_WORK REQUIRED_: Please print the data shown below without any alteration.

_DATA EXTRACTS_:

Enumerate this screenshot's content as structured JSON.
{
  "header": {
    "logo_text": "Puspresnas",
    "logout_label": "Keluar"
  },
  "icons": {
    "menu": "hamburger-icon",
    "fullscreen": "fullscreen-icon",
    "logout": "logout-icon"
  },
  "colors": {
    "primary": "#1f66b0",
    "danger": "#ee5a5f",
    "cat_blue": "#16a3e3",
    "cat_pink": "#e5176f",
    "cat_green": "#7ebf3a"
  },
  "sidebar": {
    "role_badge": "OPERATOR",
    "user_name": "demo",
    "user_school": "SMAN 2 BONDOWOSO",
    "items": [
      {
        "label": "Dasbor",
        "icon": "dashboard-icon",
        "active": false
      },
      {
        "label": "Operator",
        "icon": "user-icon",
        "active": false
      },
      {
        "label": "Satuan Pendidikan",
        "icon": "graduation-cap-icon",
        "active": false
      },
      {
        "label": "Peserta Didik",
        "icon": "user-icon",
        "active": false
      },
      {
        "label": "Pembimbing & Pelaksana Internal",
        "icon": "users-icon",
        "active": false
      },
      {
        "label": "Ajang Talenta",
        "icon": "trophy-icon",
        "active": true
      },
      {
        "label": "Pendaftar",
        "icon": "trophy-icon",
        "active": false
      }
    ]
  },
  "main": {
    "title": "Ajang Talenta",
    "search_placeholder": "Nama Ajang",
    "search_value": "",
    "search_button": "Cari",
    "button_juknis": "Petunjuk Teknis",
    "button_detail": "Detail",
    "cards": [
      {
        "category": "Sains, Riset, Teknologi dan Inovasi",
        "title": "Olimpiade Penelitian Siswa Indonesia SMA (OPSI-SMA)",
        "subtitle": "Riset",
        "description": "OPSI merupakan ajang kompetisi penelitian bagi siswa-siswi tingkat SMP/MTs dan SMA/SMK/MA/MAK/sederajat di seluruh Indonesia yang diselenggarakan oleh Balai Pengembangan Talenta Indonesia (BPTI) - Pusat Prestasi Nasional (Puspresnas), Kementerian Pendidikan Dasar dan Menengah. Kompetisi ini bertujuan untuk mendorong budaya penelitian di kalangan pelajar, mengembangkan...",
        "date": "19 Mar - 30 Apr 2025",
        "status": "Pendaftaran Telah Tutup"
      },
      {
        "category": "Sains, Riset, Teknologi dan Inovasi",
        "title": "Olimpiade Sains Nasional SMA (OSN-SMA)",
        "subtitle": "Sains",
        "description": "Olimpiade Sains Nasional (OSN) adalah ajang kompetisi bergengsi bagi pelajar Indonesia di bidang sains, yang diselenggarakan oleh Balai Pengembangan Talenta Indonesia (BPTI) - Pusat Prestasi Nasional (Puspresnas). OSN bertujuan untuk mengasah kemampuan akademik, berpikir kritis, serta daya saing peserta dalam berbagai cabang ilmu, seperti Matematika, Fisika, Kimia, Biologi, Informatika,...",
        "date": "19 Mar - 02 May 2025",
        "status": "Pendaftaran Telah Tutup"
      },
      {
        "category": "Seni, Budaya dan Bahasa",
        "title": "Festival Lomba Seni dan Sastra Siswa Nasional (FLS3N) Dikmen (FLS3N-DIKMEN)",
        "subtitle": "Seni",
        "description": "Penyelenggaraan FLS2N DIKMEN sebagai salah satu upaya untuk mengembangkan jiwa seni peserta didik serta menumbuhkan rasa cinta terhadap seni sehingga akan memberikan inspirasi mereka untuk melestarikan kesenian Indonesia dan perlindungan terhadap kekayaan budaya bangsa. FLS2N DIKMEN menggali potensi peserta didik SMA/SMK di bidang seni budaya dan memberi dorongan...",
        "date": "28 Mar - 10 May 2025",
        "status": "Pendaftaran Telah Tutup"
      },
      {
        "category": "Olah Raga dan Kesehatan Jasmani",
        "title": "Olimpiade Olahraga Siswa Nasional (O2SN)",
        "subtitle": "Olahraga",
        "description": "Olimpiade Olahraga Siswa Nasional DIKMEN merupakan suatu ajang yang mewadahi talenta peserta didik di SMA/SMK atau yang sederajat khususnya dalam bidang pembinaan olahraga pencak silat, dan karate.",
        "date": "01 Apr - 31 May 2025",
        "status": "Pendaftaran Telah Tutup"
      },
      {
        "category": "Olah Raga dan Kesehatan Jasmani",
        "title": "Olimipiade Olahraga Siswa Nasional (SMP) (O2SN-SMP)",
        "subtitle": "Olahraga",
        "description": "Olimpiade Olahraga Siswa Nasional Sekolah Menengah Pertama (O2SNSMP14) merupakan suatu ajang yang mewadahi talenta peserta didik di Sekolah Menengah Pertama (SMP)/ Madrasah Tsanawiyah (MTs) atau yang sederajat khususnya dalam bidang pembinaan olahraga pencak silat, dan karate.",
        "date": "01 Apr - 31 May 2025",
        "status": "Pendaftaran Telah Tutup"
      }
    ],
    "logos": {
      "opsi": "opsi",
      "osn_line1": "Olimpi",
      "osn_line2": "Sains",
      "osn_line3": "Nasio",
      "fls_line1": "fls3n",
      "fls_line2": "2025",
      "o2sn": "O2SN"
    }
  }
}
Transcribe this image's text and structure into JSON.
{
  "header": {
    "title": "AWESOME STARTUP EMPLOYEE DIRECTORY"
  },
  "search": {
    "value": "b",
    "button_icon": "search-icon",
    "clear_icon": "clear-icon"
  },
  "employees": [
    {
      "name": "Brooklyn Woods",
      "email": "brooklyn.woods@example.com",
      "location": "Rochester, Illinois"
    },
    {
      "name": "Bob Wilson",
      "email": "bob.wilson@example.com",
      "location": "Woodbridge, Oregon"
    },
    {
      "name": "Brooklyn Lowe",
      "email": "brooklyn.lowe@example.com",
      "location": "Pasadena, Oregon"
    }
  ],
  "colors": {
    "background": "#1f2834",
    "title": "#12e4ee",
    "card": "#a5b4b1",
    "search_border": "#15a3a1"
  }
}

_RESULT OF THE TASK_:
Enumerate this screenshot's content as structured JSON.
{
  "header": {
    "logo_text": "Puspresnas",
    "logout_label": "Keluar"
  },
  "icons": {
    "menu": "hamburger-icon",
    "fullscreen": "fullscreen-icon",
    "logout": "logout-icon"
  },
  "colors": {
    "primary": "#1f66b0",
    "danger": "#ee5a5f",
    "cat_blue": "#16a3e3",
    "cat_pink": "#e5176f",
    "cat_green": "#7ebf3a"
  },
  "sidebar": {
    "role_badge": "OPERATOR",
    "user_name": "demo",
    "user_school": "SMAN 2 BONDOWOSO",
    "items": [
      {
        "label": "Dasbor",
        "icon": "dashboard-icon",
        "active": false
      },
      {
        "label": "Operator",
        "icon": "user-icon",
        "active": false
      },
      {
        "label": "Satuan Pendidikan",
        "icon": "graduation-cap-icon",
        "active": false
      },
      {
        "label": "Peserta Didik",
        "icon": "user-icon",
        "active": false
      },
      {
        "label": "Pembimbing & Pelaksana Internal",
        "icon": "users-icon",
        "active": false
      },
      {
        "label": "Ajang Talenta",
        "icon": "trophy-icon",
        "active": true
      },
      {
        "label": "Pendaftar",
        "icon": "trophy-icon",
        "active": false
      }
    ]
  },
  "main": {
    "title": "Ajang Talenta",
    "search_placeholder": "Nama Ajang",
    "search_value": "",
    "search_button": "Cari",
    "button_juknis": "Petunjuk Teknis",
    "button_detail": "Detail",
    "cards": [
      {
        "category": "Sains, Riset, Teknologi dan Inovasi",
        "title": "Olimpiade Penelitian Siswa Indonesia SMA (OPSI-SMA)",
        "subtitle": "Riset",
        "description": "OPSI merupakan ajang kompetisi penelitian bagi siswa-siswi tingkat SMP/MTs dan SMA/SMK/MA/MAK/sederajat di seluruh Indonesia yang diselenggarakan oleh Balai Pengembangan Talenta Indonesia (BPTI) - Pusat Prestasi Nasional (Puspresnas), Kementerian Pendidikan Dasar dan Menengah. Kompetisi ini bertujuan untuk mendorong budaya penelitian di kalangan pelajar, mengembangkan...",
        "date": "19 Mar - 30 Apr 2025",
        "status": "Pendaftaran Telah Tutup"
      },
      {
        "category": "Sains, Riset, Teknologi dan Inovasi",
        "title": "Olimpiade Sains Nasional SMA (OSN-SMA)",
        "subtitle": "Sains",
        "description": "Olimpiade Sains Nasional (OSN) adalah ajang kompetisi bergengsi bagi pelajar Indonesia di bidang sains, yang diselenggarakan oleh Balai Pengembangan Talenta Indonesia (BPTI) - Pusat Prestasi Nasional (Puspresnas). OSN bertujuan untuk mengasah kemampuan akademik, berpikir kritis, serta daya saing peserta dalam berbagai cabang ilmu, seperti Matematika, Fisika, Kimia, Biologi, Informatika,...",
        "date": "19 Mar - 02 May 2025",
        "status": "Pendaftaran Telah Tutup"
      },
      {
        "category": "Seni, Budaya dan Bahasa",
        "title": "Festival Lomba Seni dan Sastra Siswa Nasional (FLS3N) Dikmen (FLS3N-DIKMEN)",
        "subtitle": "Seni",
        "description": "Penyelenggaraan FLS2N DIKMEN sebagai salah satu upaya untuk mengembangkan jiwa seni peserta didik serta menumbuhkan rasa cinta terhadap seni sehingga akan memberikan inspirasi mereka untuk melestarikan kesenian Indonesia dan perlindungan terhadap kekayaan budaya bangsa. FLS2N DIKMEN menggali potensi peserta didik SMA/SMK di bidang seni budaya dan memberi dorongan...",
        "date": "28 Mar - 10 May 2025",
        "status": "Pendaftaran Telah Tutup"
      },
      {
        "category": "Olah Raga dan Kesehatan Jasmani",
        "title": "Olimpiade Olahraga Siswa Nasional (O2SN)",
        "subtitle": "Olahraga",
        "description": "Olimpiade Olahraga Siswa Nasional DIKMEN merupakan suatu ajang yang mewadahi talenta peserta didik di SMA/SMK atau yang sederajat khususnya dalam bidang pembinaan olahraga pencak silat, dan karate.",
        "date": "01 Apr - 31 May 2025",
        "status": "Pendaftaran Telah Tutup"
      },
      {
        "category": "Olah Raga dan Kesehatan Jasmani",
        "title": "Olimipiade Olahraga Siswa Nasional (SMP) (O2SN-SMP)",
        "subtitle": "Olahraga",
        "description": "Olimpiade Olahraga Siswa Nasional Sekolah Menengah Pertama (O2SNSMP14) merupakan suatu ajang yang mewadahi talenta peserta didik di Sekolah Menengah Pertama (SMP)/ Madrasah Tsanawiyah (MTs) atau yang sederajat khususnya dalam bidang pembinaan olahraga pencak silat, dan karate.",
        "date": "01 Apr - 31 May 2025",
        "status": "Pendaftaran Telah Tutup"
      }
    ],
    "logos": {
      "opsi": "opsi",
      "osn_line1": "Olimpi",
      "osn_line2": "Sains",
      "osn_line3": "Nasio",
      "fls_line1": "fls3n",
      "fls_line2": "2025",
      "o2sn": "O2SN"
    }
  }
}
Transcribe this image's text and structure into JSON.
{
  "header": {
    "title": "AWESOME STARTUP EMPLOYEE DIRECTORY"
  },
  "search": {
    "value": "b",
    "button_icon": "search-icon",
    "clear_icon": "clear-icon"
  },
  "employees": [
    {
      "name": "Brooklyn Woods",
      "email": "brooklyn.woods@example.com",
      "location": "Rochester, Illinois"
    },
    {
      "name": "Bob Wilson",
      "email": "bob.wilson@example.com",
      "location": "Woodbridge, Oregon"
    },
    {
      "name": "Brooklyn Lowe",
      "email": "brooklyn.lowe@example.com",
      "location": "Pasadena, Oregon"
    }
  ],
  "colors": {
    "background": "#1f2834",
    "title": "#12e4ee",
    "card": "#a5b4b1",
    "search_border": "#15a3a1"
  }
}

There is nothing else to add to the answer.